ALMOST without thinking, the churchwarden asked: “What are you doing for Christmas, Rector?” The answer, of course, was that I would be doing the same as usual: working.
I quite enjoy Christmas, with all the events that you would expect to find in a big church, and all the traditional things at home. But, for some years, my growing wish had been to simplify it completely, and to spend Christmas alone, camping in the snow in the Scottish mountains. So when I retired, after working every Christmas for more than 40 years, that is what I did.
Conditions gradually got worse on the long drive north. Once beyond Loch Lomond, the whole world was white, and, by the time I got to Kingshouse, it was snowing steadily. I was having to change my plan — not only was the snow seriously deep, but the previous night the temperature had dropped to -13ºC, and was expected to fall even lower.
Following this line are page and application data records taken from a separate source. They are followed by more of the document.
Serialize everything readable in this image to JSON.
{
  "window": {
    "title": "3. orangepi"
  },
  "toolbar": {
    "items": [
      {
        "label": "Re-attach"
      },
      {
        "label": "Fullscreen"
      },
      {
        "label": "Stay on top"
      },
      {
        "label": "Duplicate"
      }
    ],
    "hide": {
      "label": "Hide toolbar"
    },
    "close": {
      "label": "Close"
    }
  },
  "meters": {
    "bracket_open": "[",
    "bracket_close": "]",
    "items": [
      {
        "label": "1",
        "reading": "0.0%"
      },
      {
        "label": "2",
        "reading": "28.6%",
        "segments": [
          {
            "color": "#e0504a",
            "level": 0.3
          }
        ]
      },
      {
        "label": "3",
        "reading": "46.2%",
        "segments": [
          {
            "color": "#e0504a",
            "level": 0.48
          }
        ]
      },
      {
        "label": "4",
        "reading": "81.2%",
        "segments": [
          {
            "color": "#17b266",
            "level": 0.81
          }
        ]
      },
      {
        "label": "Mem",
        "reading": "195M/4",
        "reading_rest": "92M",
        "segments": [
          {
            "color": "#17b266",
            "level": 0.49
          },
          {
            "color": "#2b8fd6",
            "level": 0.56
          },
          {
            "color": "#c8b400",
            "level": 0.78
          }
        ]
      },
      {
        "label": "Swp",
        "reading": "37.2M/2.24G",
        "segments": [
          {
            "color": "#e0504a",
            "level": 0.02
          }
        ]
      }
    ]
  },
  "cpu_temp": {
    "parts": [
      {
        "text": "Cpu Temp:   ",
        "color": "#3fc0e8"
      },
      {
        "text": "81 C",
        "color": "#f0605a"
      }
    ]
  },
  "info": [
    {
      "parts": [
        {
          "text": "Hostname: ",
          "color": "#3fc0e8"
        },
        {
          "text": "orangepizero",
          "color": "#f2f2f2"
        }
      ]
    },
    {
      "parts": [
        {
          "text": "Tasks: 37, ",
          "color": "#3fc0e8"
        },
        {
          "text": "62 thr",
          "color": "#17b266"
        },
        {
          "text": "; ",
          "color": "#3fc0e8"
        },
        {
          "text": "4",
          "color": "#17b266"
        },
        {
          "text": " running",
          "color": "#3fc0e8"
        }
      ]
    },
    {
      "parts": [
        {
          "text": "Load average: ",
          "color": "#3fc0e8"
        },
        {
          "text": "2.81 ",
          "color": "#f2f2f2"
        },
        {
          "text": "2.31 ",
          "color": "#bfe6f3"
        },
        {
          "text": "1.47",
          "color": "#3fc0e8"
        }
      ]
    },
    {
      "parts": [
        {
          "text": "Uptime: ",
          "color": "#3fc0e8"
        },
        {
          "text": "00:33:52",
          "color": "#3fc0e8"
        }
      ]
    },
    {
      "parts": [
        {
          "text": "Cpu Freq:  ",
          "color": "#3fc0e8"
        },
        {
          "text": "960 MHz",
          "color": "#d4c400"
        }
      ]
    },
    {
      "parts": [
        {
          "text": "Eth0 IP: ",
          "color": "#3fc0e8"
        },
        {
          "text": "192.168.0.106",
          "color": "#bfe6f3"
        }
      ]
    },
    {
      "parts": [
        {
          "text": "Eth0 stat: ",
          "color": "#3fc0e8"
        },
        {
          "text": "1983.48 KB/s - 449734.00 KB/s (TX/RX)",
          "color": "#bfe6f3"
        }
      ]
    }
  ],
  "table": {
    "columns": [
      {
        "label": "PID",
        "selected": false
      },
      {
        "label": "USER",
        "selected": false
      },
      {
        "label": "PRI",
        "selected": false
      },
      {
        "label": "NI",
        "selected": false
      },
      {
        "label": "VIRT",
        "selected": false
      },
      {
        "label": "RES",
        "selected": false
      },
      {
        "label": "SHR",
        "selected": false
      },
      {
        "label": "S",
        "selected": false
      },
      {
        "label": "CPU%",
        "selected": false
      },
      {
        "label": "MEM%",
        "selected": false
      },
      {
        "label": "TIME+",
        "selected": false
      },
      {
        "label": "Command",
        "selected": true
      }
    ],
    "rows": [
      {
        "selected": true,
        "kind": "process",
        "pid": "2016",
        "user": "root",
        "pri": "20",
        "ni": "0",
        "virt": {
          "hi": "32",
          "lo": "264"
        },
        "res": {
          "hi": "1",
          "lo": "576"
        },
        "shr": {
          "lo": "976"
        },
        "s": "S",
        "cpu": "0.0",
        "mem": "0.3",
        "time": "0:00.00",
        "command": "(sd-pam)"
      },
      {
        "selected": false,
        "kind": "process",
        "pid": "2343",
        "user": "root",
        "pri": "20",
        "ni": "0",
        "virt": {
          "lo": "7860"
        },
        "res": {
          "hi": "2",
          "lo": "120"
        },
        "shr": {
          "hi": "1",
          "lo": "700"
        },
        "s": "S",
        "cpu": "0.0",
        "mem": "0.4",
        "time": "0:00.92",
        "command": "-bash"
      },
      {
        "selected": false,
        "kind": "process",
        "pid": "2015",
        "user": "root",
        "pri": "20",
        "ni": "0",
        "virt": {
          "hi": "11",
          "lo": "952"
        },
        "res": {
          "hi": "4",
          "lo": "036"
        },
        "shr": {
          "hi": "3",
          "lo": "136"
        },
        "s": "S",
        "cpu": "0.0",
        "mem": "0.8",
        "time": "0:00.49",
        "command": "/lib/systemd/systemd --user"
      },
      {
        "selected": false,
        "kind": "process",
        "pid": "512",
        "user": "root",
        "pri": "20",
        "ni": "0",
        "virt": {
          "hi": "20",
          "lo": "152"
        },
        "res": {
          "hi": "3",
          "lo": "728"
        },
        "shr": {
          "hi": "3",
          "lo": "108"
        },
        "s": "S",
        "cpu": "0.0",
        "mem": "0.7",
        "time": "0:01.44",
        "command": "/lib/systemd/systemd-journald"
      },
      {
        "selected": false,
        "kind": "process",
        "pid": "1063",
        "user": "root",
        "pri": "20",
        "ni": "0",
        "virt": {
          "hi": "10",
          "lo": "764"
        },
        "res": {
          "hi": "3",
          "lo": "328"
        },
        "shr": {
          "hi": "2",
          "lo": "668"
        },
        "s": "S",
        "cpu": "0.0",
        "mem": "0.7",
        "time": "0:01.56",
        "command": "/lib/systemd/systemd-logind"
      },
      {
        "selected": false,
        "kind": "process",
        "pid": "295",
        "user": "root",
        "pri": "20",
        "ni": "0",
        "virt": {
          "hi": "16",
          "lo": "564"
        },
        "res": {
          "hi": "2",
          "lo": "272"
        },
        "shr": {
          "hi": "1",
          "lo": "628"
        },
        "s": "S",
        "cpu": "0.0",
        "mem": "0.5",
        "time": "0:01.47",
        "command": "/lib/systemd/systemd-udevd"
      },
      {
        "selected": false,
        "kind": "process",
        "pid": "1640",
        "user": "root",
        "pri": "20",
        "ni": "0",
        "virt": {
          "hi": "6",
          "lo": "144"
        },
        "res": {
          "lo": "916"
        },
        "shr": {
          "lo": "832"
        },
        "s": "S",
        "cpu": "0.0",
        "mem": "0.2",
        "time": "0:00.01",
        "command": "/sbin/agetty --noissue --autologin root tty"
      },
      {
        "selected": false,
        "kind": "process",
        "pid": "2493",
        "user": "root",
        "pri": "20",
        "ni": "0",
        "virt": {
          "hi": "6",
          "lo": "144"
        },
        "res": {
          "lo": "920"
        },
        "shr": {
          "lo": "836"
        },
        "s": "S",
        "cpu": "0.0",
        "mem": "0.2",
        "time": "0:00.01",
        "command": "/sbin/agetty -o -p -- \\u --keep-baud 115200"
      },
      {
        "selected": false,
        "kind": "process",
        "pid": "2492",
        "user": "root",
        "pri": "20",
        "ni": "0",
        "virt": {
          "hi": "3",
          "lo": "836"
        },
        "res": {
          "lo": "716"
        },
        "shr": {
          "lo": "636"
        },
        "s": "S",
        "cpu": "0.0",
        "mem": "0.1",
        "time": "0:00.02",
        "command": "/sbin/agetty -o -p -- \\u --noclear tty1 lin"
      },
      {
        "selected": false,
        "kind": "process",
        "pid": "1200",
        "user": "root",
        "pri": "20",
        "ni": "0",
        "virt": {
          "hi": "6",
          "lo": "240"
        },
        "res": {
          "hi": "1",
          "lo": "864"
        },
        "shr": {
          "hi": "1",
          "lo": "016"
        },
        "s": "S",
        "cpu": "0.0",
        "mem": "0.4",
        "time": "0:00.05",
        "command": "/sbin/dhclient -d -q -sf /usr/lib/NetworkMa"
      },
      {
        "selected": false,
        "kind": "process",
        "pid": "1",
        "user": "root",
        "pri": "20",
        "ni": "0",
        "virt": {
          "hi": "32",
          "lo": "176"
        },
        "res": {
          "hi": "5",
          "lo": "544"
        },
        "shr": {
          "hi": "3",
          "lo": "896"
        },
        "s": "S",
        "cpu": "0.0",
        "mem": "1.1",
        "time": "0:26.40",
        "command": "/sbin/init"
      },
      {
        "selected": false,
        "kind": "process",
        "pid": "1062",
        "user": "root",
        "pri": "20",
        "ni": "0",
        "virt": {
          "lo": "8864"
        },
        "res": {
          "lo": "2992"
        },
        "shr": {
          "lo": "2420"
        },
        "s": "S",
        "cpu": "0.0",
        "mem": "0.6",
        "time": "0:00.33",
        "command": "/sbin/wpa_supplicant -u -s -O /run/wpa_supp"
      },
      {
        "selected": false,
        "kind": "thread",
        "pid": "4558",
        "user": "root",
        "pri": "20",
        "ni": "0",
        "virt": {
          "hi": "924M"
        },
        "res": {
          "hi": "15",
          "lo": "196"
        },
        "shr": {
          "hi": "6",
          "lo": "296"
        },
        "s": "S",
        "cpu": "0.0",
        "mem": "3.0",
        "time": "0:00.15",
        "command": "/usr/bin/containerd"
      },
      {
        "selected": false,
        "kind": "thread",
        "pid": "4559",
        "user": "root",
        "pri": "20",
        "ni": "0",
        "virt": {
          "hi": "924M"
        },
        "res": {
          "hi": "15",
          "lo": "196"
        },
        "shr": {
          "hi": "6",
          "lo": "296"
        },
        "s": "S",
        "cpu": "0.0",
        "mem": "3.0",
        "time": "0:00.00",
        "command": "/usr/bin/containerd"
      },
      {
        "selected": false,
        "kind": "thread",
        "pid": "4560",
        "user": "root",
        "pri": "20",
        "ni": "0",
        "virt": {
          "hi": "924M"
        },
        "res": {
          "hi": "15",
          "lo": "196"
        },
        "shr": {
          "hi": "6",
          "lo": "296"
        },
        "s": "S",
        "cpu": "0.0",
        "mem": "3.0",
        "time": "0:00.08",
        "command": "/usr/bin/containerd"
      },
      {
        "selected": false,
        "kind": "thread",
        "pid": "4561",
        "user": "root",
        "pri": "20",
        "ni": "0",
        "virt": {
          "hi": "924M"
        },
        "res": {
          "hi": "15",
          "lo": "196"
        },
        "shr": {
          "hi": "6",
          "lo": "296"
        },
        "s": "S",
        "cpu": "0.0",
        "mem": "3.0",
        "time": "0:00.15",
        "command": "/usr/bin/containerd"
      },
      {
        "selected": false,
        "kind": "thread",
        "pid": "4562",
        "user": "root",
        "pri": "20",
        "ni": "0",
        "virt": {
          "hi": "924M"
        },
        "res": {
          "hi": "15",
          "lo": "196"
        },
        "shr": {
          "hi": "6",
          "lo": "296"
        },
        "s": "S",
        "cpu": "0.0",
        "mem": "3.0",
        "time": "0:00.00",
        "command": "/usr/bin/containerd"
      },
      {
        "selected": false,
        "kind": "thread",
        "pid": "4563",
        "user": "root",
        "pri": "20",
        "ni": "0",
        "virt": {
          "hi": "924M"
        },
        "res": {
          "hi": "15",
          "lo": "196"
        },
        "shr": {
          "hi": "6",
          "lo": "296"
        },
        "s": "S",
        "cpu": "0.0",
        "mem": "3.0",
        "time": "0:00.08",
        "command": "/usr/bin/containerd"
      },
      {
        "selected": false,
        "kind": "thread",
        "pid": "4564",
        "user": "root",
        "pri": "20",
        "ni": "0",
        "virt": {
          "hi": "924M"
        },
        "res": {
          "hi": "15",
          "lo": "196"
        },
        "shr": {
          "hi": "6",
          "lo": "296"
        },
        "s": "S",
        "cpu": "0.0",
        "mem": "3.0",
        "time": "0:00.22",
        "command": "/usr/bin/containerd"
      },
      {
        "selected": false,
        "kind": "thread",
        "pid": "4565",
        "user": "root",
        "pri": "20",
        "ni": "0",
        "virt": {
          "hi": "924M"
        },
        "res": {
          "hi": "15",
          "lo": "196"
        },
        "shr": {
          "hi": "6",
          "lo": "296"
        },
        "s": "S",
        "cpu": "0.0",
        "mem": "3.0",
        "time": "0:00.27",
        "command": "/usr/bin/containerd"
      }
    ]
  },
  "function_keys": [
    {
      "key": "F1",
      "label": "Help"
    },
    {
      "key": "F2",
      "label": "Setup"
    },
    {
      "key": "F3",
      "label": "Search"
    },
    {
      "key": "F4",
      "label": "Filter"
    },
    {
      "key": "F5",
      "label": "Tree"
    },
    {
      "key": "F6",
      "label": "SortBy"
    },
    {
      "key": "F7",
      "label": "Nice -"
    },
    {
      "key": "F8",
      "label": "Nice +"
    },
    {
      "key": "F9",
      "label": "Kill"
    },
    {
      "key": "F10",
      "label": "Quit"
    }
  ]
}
I had made winter camping trips in the area before, and had all the right gear, but conditions were becoming too extreme for being out on my own. So I headed for the youth hostel in Glencoe village, getting there just as the road was closed behind me.
Thankfully, the hostel was open: about 20 people were staying there. We knew that none of us could leave for the next few days; so it was all quite jolly. I cooked my anti-Christmas camping rations — strictly no turkey, but mince pies allowed.
Later that night, the snow stopped, and Christmas Day dawned bitterly cold, with brilliant sunshine, no wind, and not a cloud in the sky. A handful of us walked to the village church for the morning service, and then I tramped up the deserted road through the Pass.
The scenery was magical. Glencoe so often looks black and forbidding, or is hidden in cloud and rain. But now the long ridge of Aonach Eagach was glittering white against the sky, and facing it, across the valley, were Bidean and its group of peaks. The road through the Pass, and all other signs of human activity, had vanished beneath the snow. There was no one to be seen or heard.
I had walked up many of these hills in summer, but today it would have felt like trespassing. I could imagine the contrast with what would be happening in my old parish, where someone else was now responsible for the 15 annual carol services and the packed family worship on this very morning. Those things were fun, and long may they flourish. But here, for a while, was another world. The familiar mountains stood on either side — totally silent, pure, and beautiful.
On the day after Boxing Day, mince pies finished, I followed the snow plough out, and headed back towards England. The white road became grey slush, and, as I travelled south, the drab winter landscape gradually emerged from the snow. But what had begun long ago as a lighthearted idea had now become a reality, and my heart sang.
Canon Roger Clifton is a retired priest from the diocese of Bristol.